The most recent adventure of Pip was a dip in the pool – which I am thankful that I missed. He likes to walk along the edge looking for insects trying to clamber up the side of the pool, and then he fishes them out with his paw. One morning I noticed he was a bit damp on the scruff of the neck and thought he had been fighting, but when I picked him up, his entire body was a little damp, and soft and fluffy from an impromptu wash. I’m not sure if he fell in near the steps so was able to get out easily, or if he was able to get out the deep end. It’s worrying, but I don’t have an easy solution.

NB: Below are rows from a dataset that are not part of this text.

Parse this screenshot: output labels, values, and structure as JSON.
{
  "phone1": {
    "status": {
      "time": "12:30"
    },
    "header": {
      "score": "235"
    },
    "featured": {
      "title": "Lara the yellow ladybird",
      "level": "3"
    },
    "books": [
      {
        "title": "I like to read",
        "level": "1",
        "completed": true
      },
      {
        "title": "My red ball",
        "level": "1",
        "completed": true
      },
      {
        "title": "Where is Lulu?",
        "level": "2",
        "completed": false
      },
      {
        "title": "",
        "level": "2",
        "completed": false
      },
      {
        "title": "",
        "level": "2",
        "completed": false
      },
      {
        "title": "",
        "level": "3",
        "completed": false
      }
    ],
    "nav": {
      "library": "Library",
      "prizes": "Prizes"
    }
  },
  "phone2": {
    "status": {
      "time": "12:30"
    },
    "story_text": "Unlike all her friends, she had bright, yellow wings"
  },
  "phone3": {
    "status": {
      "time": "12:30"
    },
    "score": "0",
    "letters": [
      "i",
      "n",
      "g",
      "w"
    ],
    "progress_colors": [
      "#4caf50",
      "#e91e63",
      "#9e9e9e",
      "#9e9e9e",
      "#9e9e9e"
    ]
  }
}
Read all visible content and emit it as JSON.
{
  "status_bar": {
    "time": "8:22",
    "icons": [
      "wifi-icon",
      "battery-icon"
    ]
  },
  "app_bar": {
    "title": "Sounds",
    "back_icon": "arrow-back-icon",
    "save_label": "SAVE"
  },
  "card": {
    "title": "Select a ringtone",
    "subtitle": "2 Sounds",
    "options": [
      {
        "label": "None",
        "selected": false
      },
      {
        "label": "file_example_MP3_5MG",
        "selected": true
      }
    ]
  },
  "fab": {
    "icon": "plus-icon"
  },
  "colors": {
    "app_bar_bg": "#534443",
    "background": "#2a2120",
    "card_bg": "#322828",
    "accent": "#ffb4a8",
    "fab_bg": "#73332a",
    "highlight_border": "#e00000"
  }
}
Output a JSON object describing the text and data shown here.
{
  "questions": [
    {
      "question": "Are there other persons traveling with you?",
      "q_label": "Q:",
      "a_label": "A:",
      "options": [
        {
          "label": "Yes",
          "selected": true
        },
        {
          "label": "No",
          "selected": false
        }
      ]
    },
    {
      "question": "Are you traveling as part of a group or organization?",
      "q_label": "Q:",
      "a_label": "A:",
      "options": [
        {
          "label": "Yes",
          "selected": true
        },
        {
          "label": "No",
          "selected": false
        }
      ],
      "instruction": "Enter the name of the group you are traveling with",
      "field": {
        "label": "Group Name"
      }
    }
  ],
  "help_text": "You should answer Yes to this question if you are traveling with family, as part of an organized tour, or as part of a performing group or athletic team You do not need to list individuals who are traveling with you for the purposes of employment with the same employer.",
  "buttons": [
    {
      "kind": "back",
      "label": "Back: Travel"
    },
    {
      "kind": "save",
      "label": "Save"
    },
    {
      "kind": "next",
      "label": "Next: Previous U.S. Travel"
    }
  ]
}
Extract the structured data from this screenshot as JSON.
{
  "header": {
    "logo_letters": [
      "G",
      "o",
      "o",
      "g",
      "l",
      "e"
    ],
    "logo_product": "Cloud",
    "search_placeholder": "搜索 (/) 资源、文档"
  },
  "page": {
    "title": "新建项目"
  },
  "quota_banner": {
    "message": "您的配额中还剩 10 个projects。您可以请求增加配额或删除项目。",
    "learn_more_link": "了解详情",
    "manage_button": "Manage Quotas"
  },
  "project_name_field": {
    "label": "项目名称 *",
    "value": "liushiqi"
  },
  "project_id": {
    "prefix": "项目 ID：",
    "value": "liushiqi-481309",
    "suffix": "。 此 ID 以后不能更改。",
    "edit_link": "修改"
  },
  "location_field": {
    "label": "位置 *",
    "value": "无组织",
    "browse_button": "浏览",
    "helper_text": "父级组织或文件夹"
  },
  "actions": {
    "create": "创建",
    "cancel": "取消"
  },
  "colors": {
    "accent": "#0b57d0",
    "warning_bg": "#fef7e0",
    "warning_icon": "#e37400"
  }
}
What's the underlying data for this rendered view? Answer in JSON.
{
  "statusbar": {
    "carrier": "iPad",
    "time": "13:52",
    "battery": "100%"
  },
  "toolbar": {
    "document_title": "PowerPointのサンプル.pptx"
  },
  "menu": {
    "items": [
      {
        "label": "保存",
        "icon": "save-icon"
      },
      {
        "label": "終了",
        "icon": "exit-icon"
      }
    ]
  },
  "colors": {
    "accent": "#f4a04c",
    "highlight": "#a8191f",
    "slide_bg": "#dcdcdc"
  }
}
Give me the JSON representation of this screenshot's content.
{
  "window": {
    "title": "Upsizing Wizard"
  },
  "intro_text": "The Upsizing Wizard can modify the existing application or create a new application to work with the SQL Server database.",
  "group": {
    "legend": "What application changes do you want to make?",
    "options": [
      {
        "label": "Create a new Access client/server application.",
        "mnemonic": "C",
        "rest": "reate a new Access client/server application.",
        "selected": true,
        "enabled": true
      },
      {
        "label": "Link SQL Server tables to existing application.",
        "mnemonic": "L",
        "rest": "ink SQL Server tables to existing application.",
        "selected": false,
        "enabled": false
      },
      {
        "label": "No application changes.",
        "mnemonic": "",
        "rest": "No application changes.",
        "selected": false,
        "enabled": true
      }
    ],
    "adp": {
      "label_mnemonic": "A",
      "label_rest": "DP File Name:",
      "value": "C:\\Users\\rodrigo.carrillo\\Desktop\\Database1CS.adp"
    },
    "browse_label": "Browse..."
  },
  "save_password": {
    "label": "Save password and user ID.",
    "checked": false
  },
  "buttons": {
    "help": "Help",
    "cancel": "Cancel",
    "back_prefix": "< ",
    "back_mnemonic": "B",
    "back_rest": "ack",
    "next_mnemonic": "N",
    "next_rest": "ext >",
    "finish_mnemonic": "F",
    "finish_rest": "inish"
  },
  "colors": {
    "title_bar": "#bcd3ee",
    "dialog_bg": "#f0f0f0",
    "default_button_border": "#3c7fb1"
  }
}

I bought the wheel for Pip to help him burn off his energy and he adores it. When we moved to Cebu, he had been without the wheel for almost a month, as our shipment of goods was delayed in Manila port due to the Pope’s visit. When I let them out of their room after the removalists had delivered our belongings, he saw his wheel and ran up to it in glee! He kept running for a few minutes, hopping off, getting back on, running, hopping off…..he was beside himself with excitement. Also quite funny, since we’ve moved to Cebu, he’s taken to warbling while he’s on the wheel. It’s quite a funny noise, made all the funnier with the rhythm of his little paws on the treadmill. I commented on it on Instagram once and a follower said their cat also does the “Marge Simpson”, which is a perfect description!!
Pip is a rule-following good boy, if there is pee or poop somewhere it shouldn’t be, it wasn’t Pip. If there is fighting, it’s never Pip unless he was provoked. Pip is my second-in-charge in the house, and everyone knows it.